Step Three - Place the heaving blob of dough on the oiled counter top or in a very big bowl to rise for 20 minutes. While you are waiting you can wash the dough which is still clinging to the bowl and bread paddle. This is my least favorite job.
Step Four - Oil your hands and divide the dough in 1 1/2 - 2 lb. dough balls and place into oiled baking pans. I prefer glass or stoneware baking pans...but I only have two :(
Step Five - Allow to rise until just a bit taller than the pan. Do not go to the barn and begin talking with the animals, and then notice that the gate needs a small repair, and then decide to do some garden work, while the bread is rising - unless you have an alarm on your person. Yup, did this too and came home to find the bread crawling over the edge of the counter and heading toward the floor. I guess it was going to leave the house and come find me. Once you add the yeast its alive.

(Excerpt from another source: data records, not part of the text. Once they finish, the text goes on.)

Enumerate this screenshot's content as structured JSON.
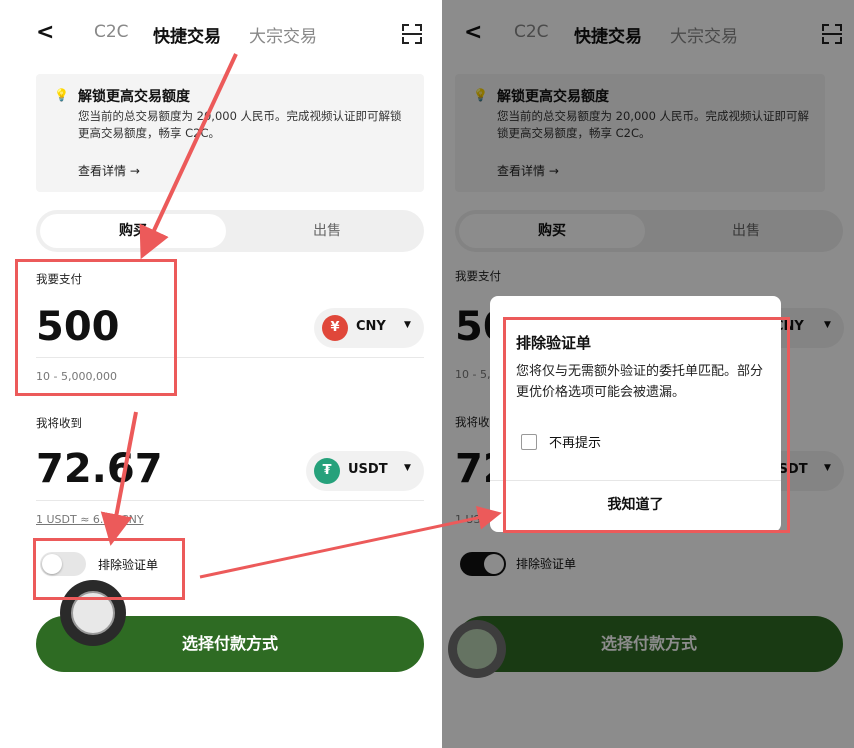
{
  "nav": {
    "back": "<",
    "tab_c2c": "C2C",
    "tab_quick": "快捷交易",
    "tab_bulk": "大宗交易"
  },
  "notice": {
    "title": "解锁更高交易额度",
    "body": "您当前的总交易额度为 20,000 人民币。完成视频认证即可解锁更高交易额度，畅享 C2C。",
    "more": "查看详情 →"
  },
  "segment": {
    "buy": "购买",
    "sell": "出售"
  },
  "pay": {
    "label": "我要支付",
    "amount": "500",
    "currency": "CNY",
    "currency_icon": "¥",
    "range": "10 - 5,000,000"
  },
  "receive": {
    "label": "我将收到",
    "amount": "72.67",
    "currency": "USDT",
    "rate": "1 USDT ≈ 6.88 CNY"
  },
  "toggle": {
    "label": "排除验证单"
  },
  "cta": {
    "label": "选择付款方式"
  },
  "dialog": {
    "title": "排除验证单",
    "message": "您将仅与无需额外验证的委托单匹配。部分更优价格选项可能会被遗漏。",
    "checkbox_label": "不再提示",
    "confirm": "我知道了"
  },
  "colors": {
    "primary_green": "#2e6b23",
    "annotation_red": "#ec5a5a",
    "cny_red": "#e0473a",
    "usdt_teal": "#26a17b"
  }
}
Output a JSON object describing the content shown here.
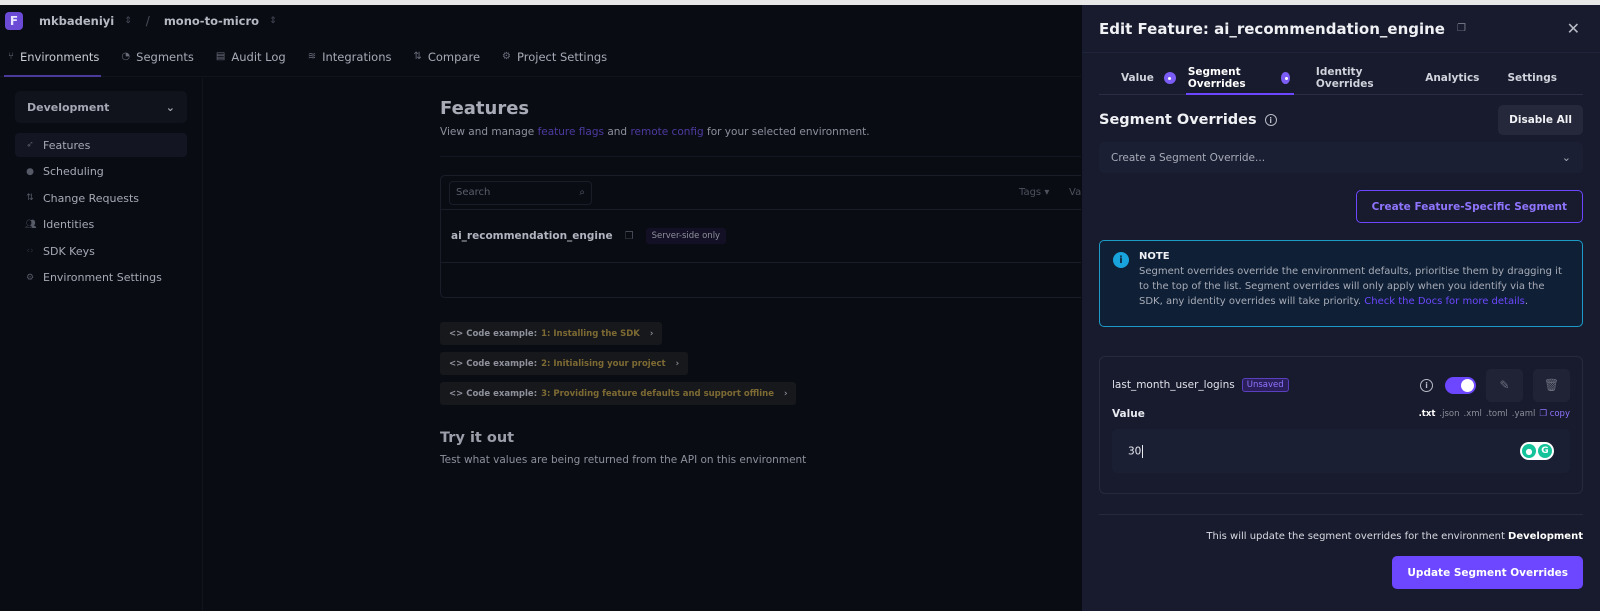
{
  "header": {
    "organisation": "mkbadeniyi",
    "separator": "/",
    "project": "mono-to-micro"
  },
  "nav": {
    "items": [
      {
        "label": "Environments",
        "icon": "environments-icon",
        "active": true
      },
      {
        "label": "Segments",
        "icon": "segments-icon"
      },
      {
        "label": "Audit Log",
        "icon": "audit-log-icon"
      },
      {
        "label": "Integrations",
        "icon": "integrations-icon"
      },
      {
        "label": "Compare",
        "icon": "compare-icon"
      },
      {
        "label": "Project Settings",
        "icon": "settings-icon"
      }
    ]
  },
  "sidebar": {
    "environment": "Development",
    "items": [
      {
        "label": "Features",
        "icon": "rocket-icon",
        "active": true
      },
      {
        "label": "Scheduling",
        "icon": "timer-icon"
      },
      {
        "label": "Change Requests",
        "icon": "change-requests-icon"
      },
      {
        "label": "Identities",
        "icon": "users-icon"
      },
      {
        "label": "SDK Keys",
        "icon": "code-icon"
      },
      {
        "label": "Environment Settings",
        "icon": "gear-icon"
      }
    ]
  },
  "main": {
    "title": "Features",
    "subtitle_pre": "View and manage ",
    "link_flags": "feature flags",
    "subtitle_mid": " and ",
    "link_config": "remote config",
    "subtitle_post": " for your selected environment.",
    "search_placeholder": "Search",
    "tags_label": "Tags",
    "value_col_label": "Va",
    "feature_row": {
      "name": "ai_recommendation_engine",
      "badge": "Server-side only"
    },
    "code_examples": [
      {
        "prefix": "<> Code example:",
        "step": "1: Installing the SDK"
      },
      {
        "prefix": "<> Code example:",
        "step": "2: Initialising your project"
      },
      {
        "prefix": "<> Code example:",
        "step": "3: Providing feature defaults and support offline"
      }
    ],
    "try_title": "Try it out",
    "try_sub": "Test what values are being returned from the API on this environment"
  },
  "drawer": {
    "title": "Edit Feature: ai_recommendation_engine",
    "tabs": [
      {
        "label": "Value",
        "dot": true
      },
      {
        "label": "Segment Overrides",
        "dot": true,
        "active": true
      },
      {
        "label": "Identity Overrides"
      },
      {
        "label": "Analytics"
      },
      {
        "label": "Settings"
      }
    ],
    "section_title": "Segment Overrides",
    "disable_all": "Disable All",
    "select_placeholder": "Create a Segment Override...",
    "create_segment": "Create Feature-Specific Segment",
    "note": {
      "title": "NOTE",
      "text": "Segment overrides override the environment defaults, prioritise them by dragging it to the top of the list. Segment overrides will only apply when you identify via the SDK, any identity overrides will take priority. ",
      "link": "Check the Docs for more details",
      "end": "."
    },
    "override": {
      "segment": "last_month_user_logins",
      "status": "Unsaved",
      "enabled": true,
      "value_label": "Value",
      "formats": [
        ".txt",
        ".json",
        ".xml",
        ".toml",
        ".yaml"
      ],
      "active_format": ".txt",
      "copy_label": "copy",
      "value": "30"
    },
    "footer_text": "This will update the segment overrides for the environment ",
    "footer_env": "Development",
    "update_button": "Update Segment Overrides"
  }
}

Step Six - Bake at 350 degrees for about 30 minutes. Again, don't go to the barn. You will come home to find the house filled with smoke, fire alarm blasting, and the inside dogs wide-eyed and frantic. O.K., so I'm a bit distractible (and that is spelled correctly - I checked...-able is o.k. too).
Step Seven (so close to Heaven) - Remove from pans immediately and let cool before eating or storing. If you have tall indoor dogs do not leave the bread on the counter and go to the barn. You get the concept. It's best to stay with the bread until it is put away.
I'd say the whole process takes about an hour and a half. Much of that time can be spent doing other things (not at the barn). You can easily do this while getting a bit done around the house. For most families the eight loaves that this recipe yields might carry over for two weeks...it keeps well in the fridge and freezes right nice too.
Two toasted slices with some sliced turkey, green leaf lettuce, mayo/dijon mustard on one side, and jellied cranberry sauce on the other, and Whoa Nelly!
This bread in your favorite french toast recipe will make you just giddy.
When you can bake bread (and especially if you can preserves) you always have a gift to give. All you need are gift bags and you are never without.
I'll be working with the mammas and the babies this Saturday, so write and tell me what you think about Ruth's demo. You're gonna love the folks at Maddox too, it's not your average cooking demo venue - you can wear your cowboy boots and jeans.
Ya'll have fun!